Our contemporary society today lives under the tyranny of the subject or the subjective. We assess the value or worth of something based on how much we, the subject, get out of it. If we do not derive any benefit therefrom, if we are not entertained, if we are not excited nor do we find meaning from that reality, we conclude that it isn’t ‘real.’ So we sing that dreamy Christmas Carol, “Christmas isn’t Christmas till it happens in your heart,” oblivious to the meaning of the lyrics. The fact of the matter is that Christmas did happened. Christmas happened with the birth of the Son of God. Our subjective feelings do not change that. Couples conclude that their marriage has come to end only because they perceive, think or feel that it is so. The gravity and permanency of  their sacred vows are set aside because it really doesn’t matter what you had professed on your Wedding day, it’s how you feel about it now that matters.

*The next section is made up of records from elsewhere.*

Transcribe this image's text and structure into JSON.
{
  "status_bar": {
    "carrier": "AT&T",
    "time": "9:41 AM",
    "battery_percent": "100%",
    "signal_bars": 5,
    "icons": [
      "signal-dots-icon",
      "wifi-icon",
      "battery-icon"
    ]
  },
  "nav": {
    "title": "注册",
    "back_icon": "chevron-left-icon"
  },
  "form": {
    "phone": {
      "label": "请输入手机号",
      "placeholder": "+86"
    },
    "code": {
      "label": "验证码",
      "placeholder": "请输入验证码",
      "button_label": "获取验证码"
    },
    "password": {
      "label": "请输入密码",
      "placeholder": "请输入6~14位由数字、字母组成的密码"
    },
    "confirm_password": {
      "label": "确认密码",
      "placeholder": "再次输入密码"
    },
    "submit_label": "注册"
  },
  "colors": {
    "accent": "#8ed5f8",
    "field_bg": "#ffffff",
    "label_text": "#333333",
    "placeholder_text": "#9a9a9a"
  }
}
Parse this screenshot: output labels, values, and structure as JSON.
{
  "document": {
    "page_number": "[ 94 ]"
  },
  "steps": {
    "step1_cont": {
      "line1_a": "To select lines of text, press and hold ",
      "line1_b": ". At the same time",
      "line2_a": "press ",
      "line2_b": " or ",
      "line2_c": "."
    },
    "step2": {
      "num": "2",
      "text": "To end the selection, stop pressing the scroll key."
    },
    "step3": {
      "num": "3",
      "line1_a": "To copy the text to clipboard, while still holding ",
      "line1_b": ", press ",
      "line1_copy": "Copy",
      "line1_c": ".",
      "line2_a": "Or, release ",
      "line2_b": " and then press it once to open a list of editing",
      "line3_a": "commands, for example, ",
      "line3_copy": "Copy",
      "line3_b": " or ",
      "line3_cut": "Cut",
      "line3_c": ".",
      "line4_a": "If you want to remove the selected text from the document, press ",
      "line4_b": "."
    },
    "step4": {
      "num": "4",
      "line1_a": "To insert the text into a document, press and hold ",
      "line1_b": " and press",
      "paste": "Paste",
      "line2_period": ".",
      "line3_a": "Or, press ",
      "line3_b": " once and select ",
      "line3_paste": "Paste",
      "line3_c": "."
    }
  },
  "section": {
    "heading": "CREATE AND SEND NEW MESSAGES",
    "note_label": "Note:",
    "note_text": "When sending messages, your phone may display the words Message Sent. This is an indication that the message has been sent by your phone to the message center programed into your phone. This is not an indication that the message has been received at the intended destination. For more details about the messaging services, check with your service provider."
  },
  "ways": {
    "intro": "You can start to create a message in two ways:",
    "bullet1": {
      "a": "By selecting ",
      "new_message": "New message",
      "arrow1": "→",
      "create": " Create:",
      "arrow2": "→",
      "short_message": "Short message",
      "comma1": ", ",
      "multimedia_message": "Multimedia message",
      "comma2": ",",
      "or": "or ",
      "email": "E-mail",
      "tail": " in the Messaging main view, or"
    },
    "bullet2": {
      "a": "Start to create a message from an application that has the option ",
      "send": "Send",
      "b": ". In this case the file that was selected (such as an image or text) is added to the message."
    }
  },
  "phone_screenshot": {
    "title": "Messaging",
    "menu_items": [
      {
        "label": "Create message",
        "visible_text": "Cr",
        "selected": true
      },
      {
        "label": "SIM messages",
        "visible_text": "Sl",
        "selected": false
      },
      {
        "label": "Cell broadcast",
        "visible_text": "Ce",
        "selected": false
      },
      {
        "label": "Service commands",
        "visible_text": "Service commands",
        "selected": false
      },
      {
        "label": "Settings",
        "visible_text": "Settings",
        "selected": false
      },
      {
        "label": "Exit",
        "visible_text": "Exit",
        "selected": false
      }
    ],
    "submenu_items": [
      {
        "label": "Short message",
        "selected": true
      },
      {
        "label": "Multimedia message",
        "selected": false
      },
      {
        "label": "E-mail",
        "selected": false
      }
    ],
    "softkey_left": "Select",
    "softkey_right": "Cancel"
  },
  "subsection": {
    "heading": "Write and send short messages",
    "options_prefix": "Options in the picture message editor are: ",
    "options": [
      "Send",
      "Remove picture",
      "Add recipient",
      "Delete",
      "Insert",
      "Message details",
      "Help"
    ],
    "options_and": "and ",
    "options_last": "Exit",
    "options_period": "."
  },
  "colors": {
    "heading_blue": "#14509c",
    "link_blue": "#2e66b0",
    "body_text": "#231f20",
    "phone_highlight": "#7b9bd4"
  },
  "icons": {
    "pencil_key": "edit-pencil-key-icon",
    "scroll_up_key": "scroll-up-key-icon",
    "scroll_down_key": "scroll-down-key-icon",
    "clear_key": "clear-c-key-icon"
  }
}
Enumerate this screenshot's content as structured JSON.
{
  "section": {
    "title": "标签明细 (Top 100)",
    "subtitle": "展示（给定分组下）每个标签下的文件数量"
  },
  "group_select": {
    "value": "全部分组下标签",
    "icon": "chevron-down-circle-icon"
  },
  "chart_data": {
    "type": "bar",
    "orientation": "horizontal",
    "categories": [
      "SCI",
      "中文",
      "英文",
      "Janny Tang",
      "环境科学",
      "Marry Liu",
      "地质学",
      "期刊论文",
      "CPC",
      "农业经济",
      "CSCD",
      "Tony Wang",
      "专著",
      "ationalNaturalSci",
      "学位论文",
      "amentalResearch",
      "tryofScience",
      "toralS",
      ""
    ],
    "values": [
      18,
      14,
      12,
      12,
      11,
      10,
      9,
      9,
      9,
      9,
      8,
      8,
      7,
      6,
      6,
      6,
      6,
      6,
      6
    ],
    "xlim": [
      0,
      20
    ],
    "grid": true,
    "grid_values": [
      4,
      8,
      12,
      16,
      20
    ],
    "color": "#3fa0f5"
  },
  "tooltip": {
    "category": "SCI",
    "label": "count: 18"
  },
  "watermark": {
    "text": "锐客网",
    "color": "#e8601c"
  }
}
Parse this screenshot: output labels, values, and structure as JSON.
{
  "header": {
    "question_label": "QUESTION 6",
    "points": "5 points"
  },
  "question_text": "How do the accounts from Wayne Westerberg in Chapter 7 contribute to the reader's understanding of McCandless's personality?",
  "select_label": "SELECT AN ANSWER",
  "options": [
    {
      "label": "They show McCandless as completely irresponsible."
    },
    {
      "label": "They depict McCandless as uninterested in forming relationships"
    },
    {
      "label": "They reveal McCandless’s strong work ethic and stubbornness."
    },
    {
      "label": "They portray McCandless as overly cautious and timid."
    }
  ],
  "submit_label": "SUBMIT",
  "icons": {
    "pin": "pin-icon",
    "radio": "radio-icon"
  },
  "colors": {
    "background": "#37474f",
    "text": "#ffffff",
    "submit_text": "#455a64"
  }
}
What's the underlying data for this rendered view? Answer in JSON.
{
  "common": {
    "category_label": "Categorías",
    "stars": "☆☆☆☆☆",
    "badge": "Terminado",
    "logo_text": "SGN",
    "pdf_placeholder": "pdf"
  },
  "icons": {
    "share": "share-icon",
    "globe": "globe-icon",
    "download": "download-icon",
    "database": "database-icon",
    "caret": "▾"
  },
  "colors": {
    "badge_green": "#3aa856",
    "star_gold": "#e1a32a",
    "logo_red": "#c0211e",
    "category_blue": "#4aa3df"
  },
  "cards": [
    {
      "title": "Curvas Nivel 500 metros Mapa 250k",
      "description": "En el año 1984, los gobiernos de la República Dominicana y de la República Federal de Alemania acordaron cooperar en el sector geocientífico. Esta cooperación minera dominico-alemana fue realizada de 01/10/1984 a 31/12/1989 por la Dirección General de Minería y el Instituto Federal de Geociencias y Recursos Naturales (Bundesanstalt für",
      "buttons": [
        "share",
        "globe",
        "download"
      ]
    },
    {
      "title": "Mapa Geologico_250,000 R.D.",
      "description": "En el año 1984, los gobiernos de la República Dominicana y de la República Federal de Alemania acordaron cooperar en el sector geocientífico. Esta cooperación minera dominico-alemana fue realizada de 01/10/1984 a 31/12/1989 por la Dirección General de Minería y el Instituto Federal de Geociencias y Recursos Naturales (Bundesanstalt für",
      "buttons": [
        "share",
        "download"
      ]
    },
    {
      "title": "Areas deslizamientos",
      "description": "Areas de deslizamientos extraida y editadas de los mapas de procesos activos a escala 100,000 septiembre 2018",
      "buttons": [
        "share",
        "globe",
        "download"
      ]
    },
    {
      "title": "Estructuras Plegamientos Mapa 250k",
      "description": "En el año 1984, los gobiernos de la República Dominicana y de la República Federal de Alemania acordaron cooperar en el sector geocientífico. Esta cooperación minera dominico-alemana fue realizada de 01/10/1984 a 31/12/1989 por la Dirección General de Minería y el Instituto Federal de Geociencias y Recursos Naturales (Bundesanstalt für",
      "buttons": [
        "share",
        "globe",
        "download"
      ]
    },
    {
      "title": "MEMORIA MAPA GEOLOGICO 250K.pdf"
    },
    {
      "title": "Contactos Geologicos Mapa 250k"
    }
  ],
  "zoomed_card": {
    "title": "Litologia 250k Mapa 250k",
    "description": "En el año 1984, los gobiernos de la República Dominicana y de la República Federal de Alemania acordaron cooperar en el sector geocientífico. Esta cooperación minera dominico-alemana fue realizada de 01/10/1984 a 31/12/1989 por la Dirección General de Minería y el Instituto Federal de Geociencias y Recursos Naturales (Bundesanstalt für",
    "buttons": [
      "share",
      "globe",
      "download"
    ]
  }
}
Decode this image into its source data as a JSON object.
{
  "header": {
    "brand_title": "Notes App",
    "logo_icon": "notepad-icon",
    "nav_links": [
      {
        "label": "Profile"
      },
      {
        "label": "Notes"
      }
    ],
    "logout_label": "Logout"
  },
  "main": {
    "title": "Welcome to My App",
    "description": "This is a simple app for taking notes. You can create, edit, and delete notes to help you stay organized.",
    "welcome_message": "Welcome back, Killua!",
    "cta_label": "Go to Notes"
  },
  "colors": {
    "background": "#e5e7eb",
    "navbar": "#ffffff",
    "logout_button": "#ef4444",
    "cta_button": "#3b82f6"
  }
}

The tyranny of subjectivism has led to the dictatorship of relativism. Since the only reality, as claimed by  subjectivism, is the reality that is perceived by the subject, which would mean that there is no objective truth or even if there was objective truth, none of us would be able to fully perceive it. According to Pope Benedict XVI, “We are building a dictatorship of relativism that does not recognize anything as definitive and whose ultimate goal consists solely of one's own ego and desires.” Although relativism and its seeming tolerance for every kind of opinion and idea, all and sundry, has a certain attraction to it, the danger of its reasoning remains largely hidden to the public. Relativism rejects every absolute truth except the truth that there is no absolute truth. This is in itself a contradiction. But the more sinister aspect of this line of thought is that ideological relativism leads to moral relativism. If there is no absolute truth, there can also be no absolute moral standard. In a world that is relativistic, there is no wrong or right, its only how you see it. It doesn’t matter whether something is right or wrong, it’s how you feel about it. Perhaps, the only guideline would be the opinion of the majority. So if the majority is of the opinion that abortion is permissible, then it is so.

We live in an age where we can no longer trust the ability of our senses to abstract reality. Man no longer trusts in his ingenuity, in his intelligence and in his ability to find world peace and solutions to the many global problems that plague us. We have lost trust in our institutions and structures, in our economic and political systems and in their capacity to improve our present conditions. Our Holy Father tells us that we are like a small boat tossed about by waves - flung from one extreme to another: “from Marxism to liberalism, even to libertinism; from collectivism to radical individualism; from atheism to a vague religious mysticism; from agnosticism to syncretism and so forth.” In a world drowning in skepticism and pessimism, man continues to search for an anchor of stability. Today, the Church holds up the Body and Blood of Christ as that beacon of stability, of objective reality, of objective Truth. The reality of Christ’s presence in the Eucharist is not just a philosophical concept among the many philosophies that propose ways of examining knowledge and reality. When we gaze upon the Blessed Sacrament, we see God’s endearing love, his fidelity to the promise that he will always be with us till the end of time. When we look upon the Blessed Sacrament, we see the Incarnate Son of God, who gave up his life on Cross for our redemption. When our eyes pierce the sacramental veil of this Great Mystery, we see our salvation. And that, my brothers and sisters, is not just a product of our minds, a figment of our imagination, a fevered delusion. It is Real.

Ecce panis angelorum
Behold the bread of angels, sent
For pilgrims in their banishment,
The bread of God’s true children meant,
That may not unto dogs be given.